* About this task
Could you output all of the records below exactly as they appear?

_ _ _ _ _

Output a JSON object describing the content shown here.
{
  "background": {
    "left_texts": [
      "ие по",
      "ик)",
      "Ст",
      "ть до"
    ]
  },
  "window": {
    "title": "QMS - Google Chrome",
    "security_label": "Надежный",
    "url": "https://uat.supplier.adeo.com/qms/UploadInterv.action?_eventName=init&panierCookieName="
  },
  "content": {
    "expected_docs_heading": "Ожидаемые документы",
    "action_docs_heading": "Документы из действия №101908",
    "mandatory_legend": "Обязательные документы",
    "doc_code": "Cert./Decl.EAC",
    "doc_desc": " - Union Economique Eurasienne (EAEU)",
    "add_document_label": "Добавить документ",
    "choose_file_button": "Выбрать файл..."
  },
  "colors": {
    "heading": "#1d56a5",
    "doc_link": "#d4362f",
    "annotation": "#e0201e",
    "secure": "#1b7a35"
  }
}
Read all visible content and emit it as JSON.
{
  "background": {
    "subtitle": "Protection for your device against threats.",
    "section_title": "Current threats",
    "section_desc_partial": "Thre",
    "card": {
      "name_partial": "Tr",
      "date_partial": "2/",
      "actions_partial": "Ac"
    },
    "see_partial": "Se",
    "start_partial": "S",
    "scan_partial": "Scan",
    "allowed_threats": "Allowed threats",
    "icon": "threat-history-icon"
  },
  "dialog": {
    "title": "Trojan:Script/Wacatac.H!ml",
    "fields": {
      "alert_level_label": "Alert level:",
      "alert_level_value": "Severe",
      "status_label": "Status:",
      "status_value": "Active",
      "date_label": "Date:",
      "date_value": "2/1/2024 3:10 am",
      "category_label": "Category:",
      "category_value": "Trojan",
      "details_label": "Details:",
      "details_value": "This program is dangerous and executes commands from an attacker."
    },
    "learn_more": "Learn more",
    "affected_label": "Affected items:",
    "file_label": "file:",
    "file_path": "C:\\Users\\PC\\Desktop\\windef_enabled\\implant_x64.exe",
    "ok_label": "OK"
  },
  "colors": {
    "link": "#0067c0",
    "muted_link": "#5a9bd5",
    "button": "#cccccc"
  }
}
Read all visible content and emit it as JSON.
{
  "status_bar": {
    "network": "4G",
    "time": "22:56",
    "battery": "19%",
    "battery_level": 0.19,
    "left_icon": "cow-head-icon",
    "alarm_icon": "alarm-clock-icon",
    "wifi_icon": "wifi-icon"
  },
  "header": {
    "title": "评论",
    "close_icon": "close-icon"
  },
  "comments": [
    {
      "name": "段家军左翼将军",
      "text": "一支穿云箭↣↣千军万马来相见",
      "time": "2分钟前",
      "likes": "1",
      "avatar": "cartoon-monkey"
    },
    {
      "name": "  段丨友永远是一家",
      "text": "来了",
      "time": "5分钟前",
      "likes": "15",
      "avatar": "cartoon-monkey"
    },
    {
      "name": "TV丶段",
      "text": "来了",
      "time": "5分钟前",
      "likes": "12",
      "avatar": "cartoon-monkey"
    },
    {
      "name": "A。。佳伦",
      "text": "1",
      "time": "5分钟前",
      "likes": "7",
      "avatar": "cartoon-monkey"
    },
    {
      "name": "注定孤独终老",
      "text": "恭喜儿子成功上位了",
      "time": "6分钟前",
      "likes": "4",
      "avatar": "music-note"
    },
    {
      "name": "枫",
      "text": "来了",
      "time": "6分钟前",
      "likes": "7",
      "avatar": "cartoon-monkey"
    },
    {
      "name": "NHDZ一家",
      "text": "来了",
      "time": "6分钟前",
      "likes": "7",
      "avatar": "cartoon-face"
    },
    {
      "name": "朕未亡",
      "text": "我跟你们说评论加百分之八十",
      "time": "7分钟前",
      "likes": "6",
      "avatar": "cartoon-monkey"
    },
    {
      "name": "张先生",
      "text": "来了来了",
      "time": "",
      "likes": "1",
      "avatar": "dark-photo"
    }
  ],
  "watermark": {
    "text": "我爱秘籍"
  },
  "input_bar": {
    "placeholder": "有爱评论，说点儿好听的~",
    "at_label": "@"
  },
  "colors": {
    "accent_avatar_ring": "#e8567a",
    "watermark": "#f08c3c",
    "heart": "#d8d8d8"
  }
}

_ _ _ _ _

* Output of the exercise
Output a JSON object describing the content shown here.
{
  "background": {
    "left_texts": [
      "ие по",
      "ик)",
      "Ст",
      "ть до"
    ]
  },
  "window": {
    "title": "QMS - Google Chrome",
    "security_label": "Надежный",
    "url": "https://uat.supplier.adeo.com/qms/UploadInterv.action?_eventName=init&panierCookieName="
  },
  "content": {
    "expected_docs_heading": "Ожидаемые документы",
    "action_docs_heading": "Документы из действия №101908",
    "mandatory_legend": "Обязательные документы",
    "doc_code": "Cert./Decl.EAC",
    "doc_desc": " - Union Economique Eurasienne (EAEU)",
    "add_document_label": "Добавить документ",
    "choose_file_button": "Выбрать файл..."
  },
  "colors": {
    "heading": "#1d56a5",
    "doc_link": "#d4362f",
    "annotation": "#e0201e",
    "secure": "#1b7a35"
  }
}
Read all visible content and emit it as JSON.
{
  "background": {
    "subtitle": "Protection for your device against threats.",
    "section_title": "Current threats",
    "section_desc_partial": "Thre",
    "card": {
      "name_partial": "Tr",
      "date_partial": "2/",
      "actions_partial": "Ac"
    },
    "see_partial": "Se",
    "start_partial": "S",
    "scan_partial": "Scan",
    "allowed_threats": "Allowed threats",
    "icon": "threat-history-icon"
  },
  "dialog": {
    "title": "Trojan:Script/Wacatac.H!ml",
    "fields": {
      "alert_level_label": "Alert level:",
      "alert_level_value": "Severe",
      "status_label": "Status:",
      "status_value": "Active",
      "date_label": "Date:",
      "date_value": "2/1/2024 3:10 am",
      "category_label": "Category:",
      "category_value": "Trojan",
      "details_label": "Details:",
      "details_value": "This program is dangerous and executes commands from an attacker."
    },
    "learn_more": "Learn more",
    "affected_label": "Affected items:",
    "file_label": "file:",
    "file_path": "C:\\Users\\PC\\Desktop\\windef_enabled\\implant_x64.exe",
    "ok_label": "OK"
  },
  "colors": {
    "link": "#0067c0",
    "muted_link": "#5a9bd5",
    "button": "#cccccc"
  }
}
Read all visible content and emit it as JSON.
{
  "status_bar": {
    "network": "4G",
    "time": "22:56",
    "battery": "19%",
    "battery_level": 0.19,
    "left_icon": "cow-head-icon",
    "alarm_icon": "alarm-clock-icon",
    "wifi_icon": "wifi-icon"
  },
  "header": {
    "title": "评论",
    "close_icon": "close-icon"
  },
  "comments": [
    {
      "name": "段家军左翼将军",
      "text": "一支穿云箭↣↣千军万马来相见",
      "time": "2分钟前",
      "likes": "1",
      "avatar": "cartoon-monkey"
    },
    {
      "name": "  段丨友永远是一家",
      "text": "来了",
      "time": "5分钟前",
      "likes": "15",
      "avatar": "cartoon-monkey"
    },
    {
      "name": "TV丶段",
      "text": "来了",
      "time": "5分钟前",
      "likes": "12",
      "avatar": "cartoon-monkey"
    },
    {
      "name": "A。。佳伦",
      "text": "1",
      "time": "5分钟前",
      "likes": "7",
      "avatar": "cartoon-monkey"
    },
    {
      "name": "注定孤独终老",
      "text": "恭喜儿子成功上位了",
      "time": "6分钟前",
      "likes": "4",
      "avatar": "music-note"
    },
    {
      "name": "枫",
      "text": "来了",
      "time": "6分钟前",
      "likes": "7",
      "avatar": "cartoon-monkey"
    },
    {
      "name": "NHDZ一家",
      "text": "来了",
      "time": "6分钟前",
      "likes": "7",
      "avatar": "cartoon-face"
    },
    {
      "name": "朕未亡",
      "text": "我跟你们说评论加百分之八十",
      "time": "7分钟前",
      "likes": "6",
      "avatar": "cartoon-monkey"
    },
    {
      "name": "张先生",
      "text": "来了来了",
      "time": "",
      "likes": "1",
      "avatar": "dark-photo"
    }
  ],
  "watermark": {
    "text": "我爱秘籍"
  },
  "input_bar": {
    "placeholder": "有爱评论，说点儿好听的~",
    "at_label": "@"
  },
  "colors": {
    "accent_avatar_ring": "#e8567a",
    "watermark": "#f08c3c",
    "heart": "#d8d8d8"
  }
}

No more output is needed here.